──────── SUPPLIED MATERIAL ────────

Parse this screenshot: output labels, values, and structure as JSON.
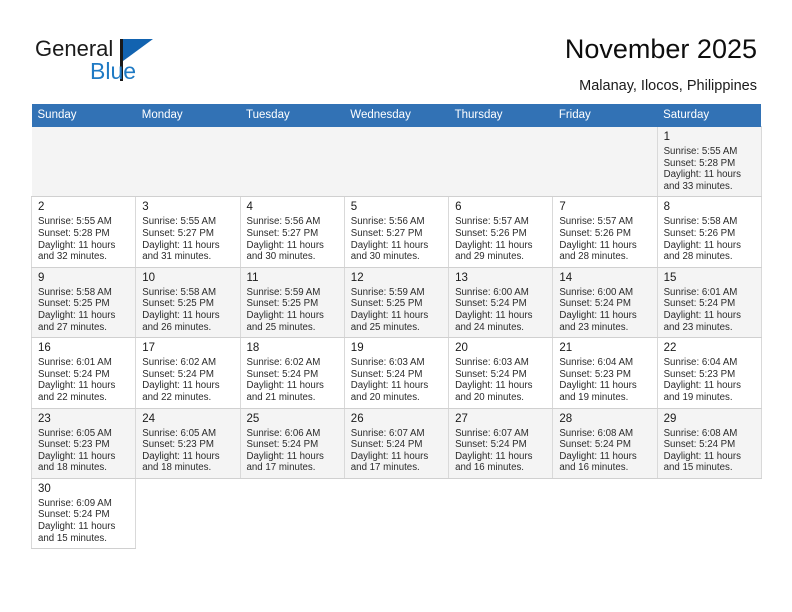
{
  "brand": {
    "name_top": "General",
    "name_bottom": "Blue",
    "accent_color": "#1f7ac4",
    "flag_color": "#1263b0"
  },
  "header": {
    "title": "November 2025",
    "subtitle": "Malanay, Ilocos, Philippines"
  },
  "calendar": {
    "header_bg": "#3272b5",
    "weekdays": [
      "Sunday",
      "Monday",
      "Tuesday",
      "Wednesday",
      "Thursday",
      "Friday",
      "Saturday"
    ],
    "labels": {
      "sunrise": "Sunrise:",
      "sunset": "Sunset:",
      "daylight": "Daylight:"
    },
    "weeks": [
      [
        {
          "empty": true
        },
        {
          "empty": true
        },
        {
          "empty": true
        },
        {
          "empty": true
        },
        {
          "empty": true
        },
        {
          "empty": true
        },
        {
          "day": "1",
          "sunrise": "Sunrise: 5:55 AM",
          "sunset": "Sunset: 5:28 PM",
          "daylight_1": "Daylight: 11 hours",
          "daylight_2": "and 33 minutes."
        }
      ],
      [
        {
          "day": "2",
          "sunrise": "Sunrise: 5:55 AM",
          "sunset": "Sunset: 5:28 PM",
          "daylight_1": "Daylight: 11 hours",
          "daylight_2": "and 32 minutes."
        },
        {
          "day": "3",
          "sunrise": "Sunrise: 5:55 AM",
          "sunset": "Sunset: 5:27 PM",
          "daylight_1": "Daylight: 11 hours",
          "daylight_2": "and 31 minutes."
        },
        {
          "day": "4",
          "sunrise": "Sunrise: 5:56 AM",
          "sunset": "Sunset: 5:27 PM",
          "daylight_1": "Daylight: 11 hours",
          "daylight_2": "and 30 minutes."
        },
        {
          "day": "5",
          "sunrise": "Sunrise: 5:56 AM",
          "sunset": "Sunset: 5:27 PM",
          "daylight_1": "Daylight: 11 hours",
          "daylight_2": "and 30 minutes."
        },
        {
          "day": "6",
          "sunrise": "Sunrise: 5:57 AM",
          "sunset": "Sunset: 5:26 PM",
          "daylight_1": "Daylight: 11 hours",
          "daylight_2": "and 29 minutes."
        },
        {
          "day": "7",
          "sunrise": "Sunrise: 5:57 AM",
          "sunset": "Sunset: 5:26 PM",
          "daylight_1": "Daylight: 11 hours",
          "daylight_2": "and 28 minutes."
        },
        {
          "day": "8",
          "sunrise": "Sunrise: 5:58 AM",
          "sunset": "Sunset: 5:26 PM",
          "daylight_1": "Daylight: 11 hours",
          "daylight_2": "and 28 minutes."
        }
      ],
      [
        {
          "day": "9",
          "sunrise": "Sunrise: 5:58 AM",
          "sunset": "Sunset: 5:25 PM",
          "daylight_1": "Daylight: 11 hours",
          "daylight_2": "and 27 minutes."
        },
        {
          "day": "10",
          "sunrise": "Sunrise: 5:58 AM",
          "sunset": "Sunset: 5:25 PM",
          "daylight_1": "Daylight: 11 hours",
          "daylight_2": "and 26 minutes."
        },
        {
          "day": "11",
          "sunrise": "Sunrise: 5:59 AM",
          "sunset": "Sunset: 5:25 PM",
          "daylight_1": "Daylight: 11 hours",
          "daylight_2": "and 25 minutes."
        },
        {
          "day": "12",
          "sunrise": "Sunrise: 5:59 AM",
          "sunset": "Sunset: 5:25 PM",
          "daylight_1": "Daylight: 11 hours",
          "daylight_2": "and 25 minutes."
        },
        {
          "day": "13",
          "sunrise": "Sunrise: 6:00 AM",
          "sunset": "Sunset: 5:24 PM",
          "daylight_1": "Daylight: 11 hours",
          "daylight_2": "and 24 minutes."
        },
        {
          "day": "14",
          "sunrise": "Sunrise: 6:00 AM",
          "sunset": "Sunset: 5:24 PM",
          "daylight_1": "Daylight: 11 hours",
          "daylight_2": "and 23 minutes."
        },
        {
          "day": "15",
          "sunrise": "Sunrise: 6:01 AM",
          "sunset": "Sunset: 5:24 PM",
          "daylight_1": "Daylight: 11 hours",
          "daylight_2": "and 23 minutes."
        }
      ],
      [
        {
          "day": "16",
          "sunrise": "Sunrise: 6:01 AM",
          "sunset": "Sunset: 5:24 PM",
          "daylight_1": "Daylight: 11 hours",
          "daylight_2": "and 22 minutes."
        },
        {
          "day": "17",
          "sunrise": "Sunrise: 6:02 AM",
          "sunset": "Sunset: 5:24 PM",
          "daylight_1": "Daylight: 11 hours",
          "daylight_2": "and 22 minutes."
        },
        {
          "day": "18",
          "sunrise": "Sunrise: 6:02 AM",
          "sunset": "Sunset: 5:24 PM",
          "daylight_1": "Daylight: 11 hours",
          "daylight_2": "and 21 minutes."
        },
        {
          "day": "19",
          "sunrise": "Sunrise: 6:03 AM",
          "sunset": "Sunset: 5:24 PM",
          "daylight_1": "Daylight: 11 hours",
          "daylight_2": "and 20 minutes."
        },
        {
          "day": "20",
          "sunrise": "Sunrise: 6:03 AM",
          "sunset": "Sunset: 5:24 PM",
          "daylight_1": "Daylight: 11 hours",
          "daylight_2": "and 20 minutes."
        },
        {
          "day": "21",
          "sunrise": "Sunrise: 6:04 AM",
          "sunset": "Sunset: 5:23 PM",
          "daylight_1": "Daylight: 11 hours",
          "daylight_2": "and 19 minutes."
        },
        {
          "day": "22",
          "sunrise": "Sunrise: 6:04 AM",
          "sunset": "Sunset: 5:23 PM",
          "daylight_1": "Daylight: 11 hours",
          "daylight_2": "and 19 minutes."
        }
      ],
      [
        {
          "day": "23",
          "sunrise": "Sunrise: 6:05 AM",
          "sunset": "Sunset: 5:23 PM",
          "daylight_1": "Daylight: 11 hours",
          "daylight_2": "and 18 minutes."
        },
        {
          "day": "24",
          "sunrise": "Sunrise: 6:05 AM",
          "sunset": "Sunset: 5:23 PM",
          "daylight_1": "Daylight: 11 hours",
          "daylight_2": "and 18 minutes."
        },
        {
          "day": "25",
          "sunrise": "Sunrise: 6:06 AM",
          "sunset": "Sunset: 5:24 PM",
          "daylight_1": "Daylight: 11 hours",
          "daylight_2": "and 17 minutes."
        },
        {
          "day": "26",
          "sunrise": "Sunrise: 6:07 AM",
          "sunset": "Sunset: 5:24 PM",
          "daylight_1": "Daylight: 11 hours",
          "daylight_2": "and 17 minutes."
        },
        {
          "day": "27",
          "sunrise": "Sunrise: 6:07 AM",
          "sunset": "Sunset: 5:24 PM",
          "daylight_1": "Daylight: 11 hours",
          "daylight_2": "and 16 minutes."
        },
        {
          "day": "28",
          "sunrise": "Sunrise: 6:08 AM",
          "sunset": "Sunset: 5:24 PM",
          "daylight_1": "Daylight: 11 hours",
          "daylight_2": "and 16 minutes."
        },
        {
          "day": "29",
          "sunrise": "Sunrise: 6:08 AM",
          "sunset": "Sunset: 5:24 PM",
          "daylight_1": "Daylight: 11 hours",
          "daylight_2": "and 15 minutes."
        }
      ],
      [
        {
          "day": "30",
          "sunrise": "Sunrise: 6:09 AM",
          "sunset": "Sunset: 5:24 PM",
          "daylight_1": "Daylight: 11 hours",
          "daylight_2": "and 15 minutes."
        },
        {
          "blank": true
        },
        {
          "blank": true
        },
        {
          "blank": true
        },
        {
          "blank": true
        },
        {
          "blank": true
        },
        {
          "blank": true
        }
      ]
    ]
  }
}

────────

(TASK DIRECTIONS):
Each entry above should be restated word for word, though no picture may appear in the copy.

(ANSWER SECTION):
Parse this screenshot: output labels, values, and structure as JSON.
{
  "brand": {
    "name_top": "General",
    "name_bottom": "Blue",
    "accent_color": "#1f7ac4",
    "flag_color": "#1263b0"
  },
  "header": {
    "title": "November 2025",
    "subtitle": "Malanay, Ilocos, Philippines"
  },
  "calendar": {
    "header_bg": "#3272b5",
    "weekdays": [
      "Sunday",
      "Monday",
      "Tuesday",
      "Wednesday",
      "Thursday",
      "Friday",
      "Saturday"
    ],
    "labels": {
      "sunrise": "Sunrise:",
      "sunset": "Sunset:",
      "daylight": "Daylight:"
    },
    "weeks": [
      [
        {
          "empty": true
        },
        {
          "empty": true
        },
        {
          "empty": true
        },
        {
          "empty": true
        },
        {
          "empty": true
        },
        {
          "empty": true
        },
        {
          "day": "1",
          "sunrise": "Sunrise: 5:55 AM",
          "sunset": "Sunset: 5:28 PM",
          "daylight_1": "Daylight: 11 hours",
          "daylight_2": "and 33 minutes."
        }
      ],
      [
        {
          "day": "2",
          "sunrise": "Sunrise: 5:55 AM",
          "sunset": "Sunset: 5:28 PM",
          "daylight_1": "Daylight: 11 hours",
          "daylight_2": "and 32 minutes."
        },
        {
          "day": "3",
          "sunrise": "Sunrise: 5:55 AM",
          "sunset": "Sunset: 5:27 PM",
          "daylight_1": "Daylight: 11 hours",
          "daylight_2": "and 31 minutes."
        },
        {
          "day": "4",
          "sunrise": "Sunrise: 5:56 AM",
          "sunset": "Sunset: 5:27 PM",
          "daylight_1": "Daylight: 11 hours",
          "daylight_2": "and 30 minutes."
        },
        {
          "day": "5",
          "sunrise": "Sunrise: 5:56 AM",
          "sunset": "Sunset: 5:27 PM",
          "daylight_1": "Daylight: 11 hours",
          "daylight_2": "and 30 minutes."
        },
        {
          "day": "6",
          "sunrise": "Sunrise: 5:57 AM",
          "sunset": "Sunset: 5:26 PM",
          "daylight_1": "Daylight: 11 hours",
          "daylight_2": "and 29 minutes."
        },
        {
          "day": "7",
          "sunrise": "Sunrise: 5:57 AM",
          "sunset": "Sunset: 5:26 PM",
          "daylight_1": "Daylight: 11 hours",
          "daylight_2": "and 28 minutes."
        },
        {
          "day": "8",
          "sunrise": "Sunrise: 5:58 AM",
          "sunset": "Sunset: 5:26 PM",
          "daylight_1": "Daylight: 11 hours",
          "daylight_2": "and 28 minutes."
        }
      ],
      [
        {
          "day": "9",
          "sunrise": "Sunrise: 5:58 AM",
          "sunset": "Sunset: 5:25 PM",
          "daylight_1": "Daylight: 11 hours",
          "daylight_2": "and 27 minutes."
        },
        {
          "day": "10",
          "sunrise": "Sunrise: 5:58 AM",
          "sunset": "Sunset: 5:25 PM",
          "daylight_1": "Daylight: 11 hours",
          "daylight_2": "and 26 minutes."
        },
        {
          "day": "11",
          "sunrise": "Sunrise: 5:59 AM",
          "sunset": "Sunset: 5:25 PM",
          "daylight_1": "Daylight: 11 hours",
          "daylight_2": "and 25 minutes."
        },
        {
          "day": "12",
          "sunrise": "Sunrise: 5:59 AM",
          "sunset": "Sunset: 5:25 PM",
          "daylight_1": "Daylight: 11 hours",
          "daylight_2": "and 25 minutes."
        },
        {
          "day": "13",
          "sunrise": "Sunrise: 6:00 AM",
          "sunset": "Sunset: 5:24 PM",
          "daylight_1": "Daylight: 11 hours",
          "daylight_2": "and 24 minutes."
        },
        {
          "day": "14",
          "sunrise": "Sunrise: 6:00 AM",
          "sunset": "Sunset: 5:24 PM",
          "daylight_1": "Daylight: 11 hours",
          "daylight_2": "and 23 minutes."
        },
        {
          "day": "15",
          "sunrise": "Sunrise: 6:01 AM",
          "sunset": "Sunset: 5:24 PM",
          "daylight_1": "Daylight: 11 hours",
          "daylight_2": "and 23 minutes."
        }
      ],
      [
        {
          "day": "16",
          "sunrise": "Sunrise: 6:01 AM",
          "sunset": "Sunset: 5:24 PM",
          "daylight_1": "Daylight: 11 hours",
          "daylight_2": "and 22 minutes."
        },
        {
          "day": "17",
          "sunrise": "Sunrise: 6:02 AM",
          "sunset": "Sunset: 5:24 PM",
          "daylight_1": "Daylight: 11 hours",
          "daylight_2": "and 22 minutes."
        },
        {
          "day": "18",
          "sunrise": "Sunrise: 6:02 AM",
          "sunset": "Sunset: 5:24 PM",
          "daylight_1": "Daylight: 11 hours",
          "daylight_2": "and 21 minutes."
        },
        {
          "day": "19",
          "sunrise": "Sunrise: 6:03 AM",
          "sunset": "Sunset: 5:24 PM",
          "daylight_1": "Daylight: 11 hours",
          "daylight_2": "and 20 minutes."
        },
        {
          "day": "20",
          "sunrise": "Sunrise: 6:03 AM",
          "sunset": "Sunset: 5:24 PM",
          "daylight_1": "Daylight: 11 hours",
          "daylight_2": "and 20 minutes."
        },
        {
          "day": "21",
          "sunrise": "Sunrise: 6:04 AM",
          "sunset": "Sunset: 5:23 PM",
          "daylight_1": "Daylight: 11 hours",
          "daylight_2": "and 19 minutes."
        },
        {
          "day": "22",
          "sunrise": "Sunrise: 6:04 AM",
          "sunset": "Sunset: 5:23 PM",
          "daylight_1": "Daylight: 11 hours",
          "daylight_2": "and 19 minutes."
        }
      ],
      [
        {
          "day": "23",
          "sunrise": "Sunrise: 6:05 AM",
          "sunset": "Sunset: 5:23 PM",
          "daylight_1": "Daylight: 11 hours",
          "daylight_2": "and 18 minutes."
        },
        {
          "day": "24",
          "sunrise": "Sunrise: 6:05 AM",
          "sunset": "Sunset: 5:23 PM",
          "daylight_1": "Daylight: 11 hours",
          "daylight_2": "and 18 minutes."
        },
        {
          "day": "25",
          "sunrise": "Sunrise: 6:06 AM",
          "sunset": "Sunset: 5:24 PM",
          "daylight_1": "Daylight: 11 hours",
          "daylight_2": "and 17 minutes."
        },
        {
          "day": "26",
          "sunrise": "Sunrise: 6:07 AM",
          "sunset": "Sunset: 5:24 PM",
          "daylight_1": "Daylight: 11 hours",
          "daylight_2": "and 17 minutes."
        },
        {
          "day": "27",
          "sunrise": "Sunrise: 6:07 AM",
          "sunset": "Sunset: 5:24 PM",
          "daylight_1": "Daylight: 11 hours",
          "daylight_2": "and 16 minutes."
        },
        {
          "day": "28",
          "sunrise": "Sunrise: 6:08 AM",
          "sunset": "Sunset: 5:24 PM",
          "daylight_1": "Daylight: 11 hours",
          "daylight_2": "and 16 minutes."
        },
        {
          "day": "29",
          "sunrise": "Sunrise: 6:08 AM",
          "sunset": "Sunset: 5:24 PM",
          "daylight_1": "Daylight: 11 hours",
          "daylight_2": "and 15 minutes."
        }
      ],
      [
        {
          "day": "30",
          "sunrise": "Sunrise: 6:09 AM",
          "sunset": "Sunset: 5:24 PM",
          "daylight_1": "Daylight: 11 hours",
          "daylight_2": "and 15 minutes."
        },
        {
          "blank": true
        },
        {
          "blank": true
        },
        {
          "blank": true
        },
        {
          "blank": true
        },
        {
          "blank": true
        },
        {
          "blank": true
        }
      ]
    ]
  }
}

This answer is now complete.